#### Aim of the exercise
Quote every line of the data below as it stands, omitting pictures.

*** Material provided Section Begins ***

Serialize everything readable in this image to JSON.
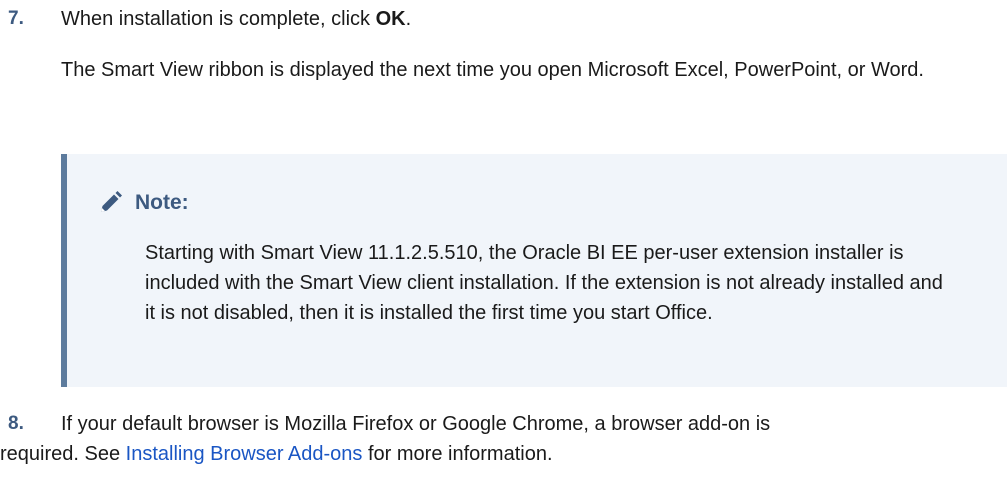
{
  "step7": {
    "number": "7.",
    "line_prefix": "When installation is complete, click ",
    "line_bold": "OK",
    "line_suffix": ".",
    "paragraph": "The Smart View ribbon is displayed the next time you open Microsoft Excel, PowerPoint, or Word."
  },
  "note": {
    "icon": "pencil-icon",
    "title": "Note:",
    "text": "Starting with Smart View 11.1.2.5.510, the Oracle BI EE per-user extension installer is included with the Smart View client installation. If the extension is not already installed and it is not disabled, then it is installed the first time you start Office."
  },
  "step8": {
    "number": "8.",
    "line1": "If your default browser is Mozilla Firefox or Google Chrome, a browser add-on is",
    "line2_prefix": "required. See ",
    "link_text": "Installing Browser Add-ons",
    "line2_suffix": " for more information."
  },
  "colors": {
    "step_number": "#3d5a80",
    "note_background": "#f1f5fa",
    "note_border": "#5d7b9d",
    "link": "#1a56c4"
  }
}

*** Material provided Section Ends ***

#### Output of the task
Serialize everything readable in this image to JSON.
{
  "step7": {
    "number": "7.",
    "line_prefix": "When installation is complete, click ",
    "line_bold": "OK",
    "line_suffix": ".",
    "paragraph": "The Smart View ribbon is displayed the next time you open Microsoft Excel, PowerPoint, or Word."
  },
  "note": {
    "icon": "pencil-icon",
    "title": "Note:",
    "text": "Starting with Smart View 11.1.2.5.510, the Oracle BI EE per-user extension installer is included with the Smart View client installation. If the extension is not already installed and it is not disabled, then it is installed the first time you start Office."
  },
  "step8": {
    "number": "8.",
    "line1": "If your default browser is Mozilla Firefox or Google Chrome, a browser add-on is",
    "line2_prefix": "required. See ",
    "link_text": "Installing Browser Add-ons",
    "line2_suffix": " for more information."
  },
  "colors": {
    "step_number": "#3d5a80",
    "note_background": "#f1f5fa",
    "note_border": "#5d7b9d",
    "link": "#1a56c4"
  }
}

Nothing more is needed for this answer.